New Mexico's Medical Pot Program Has Slow, Cautious Start
Newly licensed by the state to produce and distribute medical marijuana, Goodman must decide which strains he will grow in a steel-doored industrial building somewhere in Santa Fe County that will soon be converted into a high-tech indoor greenhouse.
"Every one is different," Goodman said of the brownish buds in plastic bags. "It's like wine."
While California confronts a proliferation of pot shops and Colorado wrestles with regulations, New Mexico is slowly and quietly breathing life into a 2007 law that allows patients with certain medical conditions to get relief from marijuana.
The first state to license producers, New Mexico gave the OK to one nonprofit in March and four others last week.
Patients with a qualifying condition - there are 15 - must get recommendations from medical providers, apply to the Department of Health, then, if they are approved, reapply each year.
There were 755 approved patients as of last week, according to the state agency.
"This is medical marijuana," said Goodman, who submitted 100 pages of plans to the department to get licensed. "This is not de facto legalization."
The licensing of four new nonprofits is welcome news to patients. The first provider ran out of marijuana shortly after it began distribution in July, and wasn't expected to have more for months.
With each producer limited to 95 plants, there was no way for one nonprofit to keep up with the growing demand as more patients were certified.
The medical cannabis program, as the department refers to it, "will continue to proceed carefully ... so we can meet the needs of our patients while not creating an excess supply," Health Secretary Dr. Alfredo Vigil said when he announced the latest licensing.
The department doesn't disclose the names of patients or producers, saying it wants to ensure their safety.
Goodman, who came forward on his own, isn't critical of the department's policy but says he thinks patients and producers should be forthright.
"I think the faster we move away from a paranoid drug dealer model to a normal business model, the better it's going to be," he said. "It's like coming out of the closet. If people are not out of the closet, nothing changes."

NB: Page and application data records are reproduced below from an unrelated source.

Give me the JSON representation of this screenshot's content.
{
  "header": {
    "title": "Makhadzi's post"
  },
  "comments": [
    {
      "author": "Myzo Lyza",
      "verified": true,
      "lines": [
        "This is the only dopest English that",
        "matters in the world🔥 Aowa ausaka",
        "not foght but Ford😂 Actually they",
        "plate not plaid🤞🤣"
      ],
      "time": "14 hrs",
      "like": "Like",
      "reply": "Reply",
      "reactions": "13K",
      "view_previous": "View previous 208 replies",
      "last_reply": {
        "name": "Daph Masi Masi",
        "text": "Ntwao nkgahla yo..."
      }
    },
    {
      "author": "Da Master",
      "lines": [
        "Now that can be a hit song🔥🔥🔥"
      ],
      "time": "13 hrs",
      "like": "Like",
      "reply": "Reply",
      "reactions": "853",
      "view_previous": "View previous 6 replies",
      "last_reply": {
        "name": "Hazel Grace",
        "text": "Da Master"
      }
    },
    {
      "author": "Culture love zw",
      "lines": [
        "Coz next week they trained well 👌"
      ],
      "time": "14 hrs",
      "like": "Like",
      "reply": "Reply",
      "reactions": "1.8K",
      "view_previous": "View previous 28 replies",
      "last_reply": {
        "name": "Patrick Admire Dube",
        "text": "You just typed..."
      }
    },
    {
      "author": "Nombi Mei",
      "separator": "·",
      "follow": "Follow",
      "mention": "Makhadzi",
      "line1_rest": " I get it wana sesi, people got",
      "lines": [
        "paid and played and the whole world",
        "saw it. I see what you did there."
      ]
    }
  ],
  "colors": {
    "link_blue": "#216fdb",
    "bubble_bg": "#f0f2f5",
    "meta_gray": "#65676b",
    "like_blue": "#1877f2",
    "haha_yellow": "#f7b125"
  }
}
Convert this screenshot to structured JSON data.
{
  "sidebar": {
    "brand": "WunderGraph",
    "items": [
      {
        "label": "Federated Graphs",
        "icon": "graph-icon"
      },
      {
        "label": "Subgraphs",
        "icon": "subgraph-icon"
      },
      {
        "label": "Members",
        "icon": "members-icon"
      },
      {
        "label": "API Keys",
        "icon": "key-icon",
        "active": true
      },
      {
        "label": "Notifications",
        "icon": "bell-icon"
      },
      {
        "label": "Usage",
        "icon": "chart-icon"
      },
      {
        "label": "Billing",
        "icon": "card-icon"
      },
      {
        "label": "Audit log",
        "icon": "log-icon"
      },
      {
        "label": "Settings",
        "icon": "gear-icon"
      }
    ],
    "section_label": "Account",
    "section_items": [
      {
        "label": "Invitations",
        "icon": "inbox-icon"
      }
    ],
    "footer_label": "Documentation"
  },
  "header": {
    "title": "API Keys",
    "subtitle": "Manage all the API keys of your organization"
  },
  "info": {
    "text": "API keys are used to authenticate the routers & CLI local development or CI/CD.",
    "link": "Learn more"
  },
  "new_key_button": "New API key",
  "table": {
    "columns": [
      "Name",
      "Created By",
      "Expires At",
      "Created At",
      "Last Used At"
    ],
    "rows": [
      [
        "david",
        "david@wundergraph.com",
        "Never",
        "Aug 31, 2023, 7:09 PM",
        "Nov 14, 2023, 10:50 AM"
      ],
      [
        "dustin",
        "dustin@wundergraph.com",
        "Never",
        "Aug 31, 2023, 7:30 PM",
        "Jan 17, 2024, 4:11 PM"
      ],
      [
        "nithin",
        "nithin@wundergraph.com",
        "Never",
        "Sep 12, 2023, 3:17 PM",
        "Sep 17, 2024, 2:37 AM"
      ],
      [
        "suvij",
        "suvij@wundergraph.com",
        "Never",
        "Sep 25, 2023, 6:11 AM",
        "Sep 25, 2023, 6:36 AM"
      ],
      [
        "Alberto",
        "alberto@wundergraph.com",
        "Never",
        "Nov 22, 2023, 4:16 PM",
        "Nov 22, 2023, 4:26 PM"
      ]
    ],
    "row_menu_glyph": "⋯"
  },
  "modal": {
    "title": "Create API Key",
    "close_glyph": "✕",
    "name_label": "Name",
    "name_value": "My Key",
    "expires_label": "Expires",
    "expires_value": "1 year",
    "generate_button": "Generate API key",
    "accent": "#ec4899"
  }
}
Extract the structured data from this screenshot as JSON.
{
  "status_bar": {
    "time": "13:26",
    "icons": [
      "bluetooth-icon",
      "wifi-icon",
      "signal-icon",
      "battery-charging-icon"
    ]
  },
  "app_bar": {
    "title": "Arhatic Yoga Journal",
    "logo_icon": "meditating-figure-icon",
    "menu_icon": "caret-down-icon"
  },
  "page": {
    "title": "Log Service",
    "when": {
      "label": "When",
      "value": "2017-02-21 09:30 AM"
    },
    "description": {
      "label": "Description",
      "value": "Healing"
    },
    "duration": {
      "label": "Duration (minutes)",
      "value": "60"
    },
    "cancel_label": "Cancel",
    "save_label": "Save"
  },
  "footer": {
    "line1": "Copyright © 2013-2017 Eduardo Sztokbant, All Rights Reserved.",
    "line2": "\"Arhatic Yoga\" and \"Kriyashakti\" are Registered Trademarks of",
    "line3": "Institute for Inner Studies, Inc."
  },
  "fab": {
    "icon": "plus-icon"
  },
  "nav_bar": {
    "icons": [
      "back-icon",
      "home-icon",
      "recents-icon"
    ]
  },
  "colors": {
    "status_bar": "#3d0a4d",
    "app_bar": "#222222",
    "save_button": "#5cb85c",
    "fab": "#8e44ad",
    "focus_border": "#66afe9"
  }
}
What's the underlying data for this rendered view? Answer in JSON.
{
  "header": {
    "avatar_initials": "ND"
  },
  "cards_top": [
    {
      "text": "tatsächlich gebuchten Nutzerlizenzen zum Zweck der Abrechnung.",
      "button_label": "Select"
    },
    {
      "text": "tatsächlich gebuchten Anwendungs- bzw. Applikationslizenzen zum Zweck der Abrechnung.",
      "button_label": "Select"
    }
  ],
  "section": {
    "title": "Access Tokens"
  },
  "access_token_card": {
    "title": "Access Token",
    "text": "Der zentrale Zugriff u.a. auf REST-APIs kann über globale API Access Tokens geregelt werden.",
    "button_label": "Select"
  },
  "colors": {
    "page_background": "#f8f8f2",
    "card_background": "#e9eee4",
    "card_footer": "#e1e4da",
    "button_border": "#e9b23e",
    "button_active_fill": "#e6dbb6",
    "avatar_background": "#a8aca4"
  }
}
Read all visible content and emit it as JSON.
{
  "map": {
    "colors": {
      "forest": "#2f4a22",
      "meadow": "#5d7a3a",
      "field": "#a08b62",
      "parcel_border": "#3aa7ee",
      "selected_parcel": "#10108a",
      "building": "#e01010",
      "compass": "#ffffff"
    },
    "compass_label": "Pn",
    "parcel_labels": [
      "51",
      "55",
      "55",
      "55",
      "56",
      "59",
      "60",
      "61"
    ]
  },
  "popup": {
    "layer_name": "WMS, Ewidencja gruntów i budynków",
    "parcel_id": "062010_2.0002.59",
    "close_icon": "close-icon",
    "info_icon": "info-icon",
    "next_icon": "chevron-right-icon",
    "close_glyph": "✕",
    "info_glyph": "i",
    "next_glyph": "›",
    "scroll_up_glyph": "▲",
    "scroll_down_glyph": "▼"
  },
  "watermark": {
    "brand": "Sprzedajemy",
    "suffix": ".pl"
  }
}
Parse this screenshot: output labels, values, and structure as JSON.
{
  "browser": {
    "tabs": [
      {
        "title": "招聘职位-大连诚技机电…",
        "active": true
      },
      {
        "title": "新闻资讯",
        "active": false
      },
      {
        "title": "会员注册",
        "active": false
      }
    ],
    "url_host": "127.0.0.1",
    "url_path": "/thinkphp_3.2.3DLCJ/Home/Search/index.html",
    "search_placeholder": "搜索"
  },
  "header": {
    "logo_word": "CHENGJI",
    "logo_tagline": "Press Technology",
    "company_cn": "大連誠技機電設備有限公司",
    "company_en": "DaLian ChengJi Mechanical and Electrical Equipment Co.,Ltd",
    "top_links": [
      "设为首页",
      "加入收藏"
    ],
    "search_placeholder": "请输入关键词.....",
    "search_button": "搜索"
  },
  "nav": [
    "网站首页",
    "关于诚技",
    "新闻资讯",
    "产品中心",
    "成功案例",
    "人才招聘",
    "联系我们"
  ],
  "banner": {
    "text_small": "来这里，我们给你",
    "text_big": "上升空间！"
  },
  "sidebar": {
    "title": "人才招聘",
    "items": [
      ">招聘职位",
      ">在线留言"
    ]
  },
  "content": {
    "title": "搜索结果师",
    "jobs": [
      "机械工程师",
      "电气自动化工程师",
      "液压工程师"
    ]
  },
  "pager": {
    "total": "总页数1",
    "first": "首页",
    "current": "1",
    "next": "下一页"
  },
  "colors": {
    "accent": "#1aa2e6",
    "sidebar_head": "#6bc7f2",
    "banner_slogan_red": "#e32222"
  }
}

Goodman arrived in New Mexico in the late 1960s and lived briefly at the famed New Buffalo community in Taos, inspiration for the commune scene in the film "Easy Rider." He started Arius Tile in 1972.
He is also a registered medical marijuana patient, who says he smokes occasionally for post traumatic stress disorder stemming from a fatal automobile accident in 1992. He said marijuana helped him shake his longtime reliance on prescription anti-anxiety and anti-depression drugs and "became a medicine for me."
He sees providing medical marijuana as a public service. His nonprofit, NewMexiCann, plans to do patient outreach and advocacy.
"Whether they buy from us it doesn't matter. We believe in medical marijuana," he said.
He hopes to be able to begin distribution as early as February. He'll make deliveries to patients, rather than have a dispensary.
The health department estimates each producer should be able to supply about 100 people. Of the 755 approved patients, more than 200 have been authorized to grow their own marijuana.
Reena Szczepanski, director of Drug Policy Alliance New Mexico, who lobbied for the law, said the state-licensed production provision grew out of concerns of patients who didn't want to get the state's OK to use the drug then be forced to buy it illegally. It became a model for other states, she said.
Maine voters recently approved state-licensed dispensaries, and Rhode Island allows three nonprofit pot shops.
Szczepanski said it remains to be seen whether New Mexico's supply and distribution system will be adequate and workable.
"But the whole point of having a regulated system is we can find out these things," she said.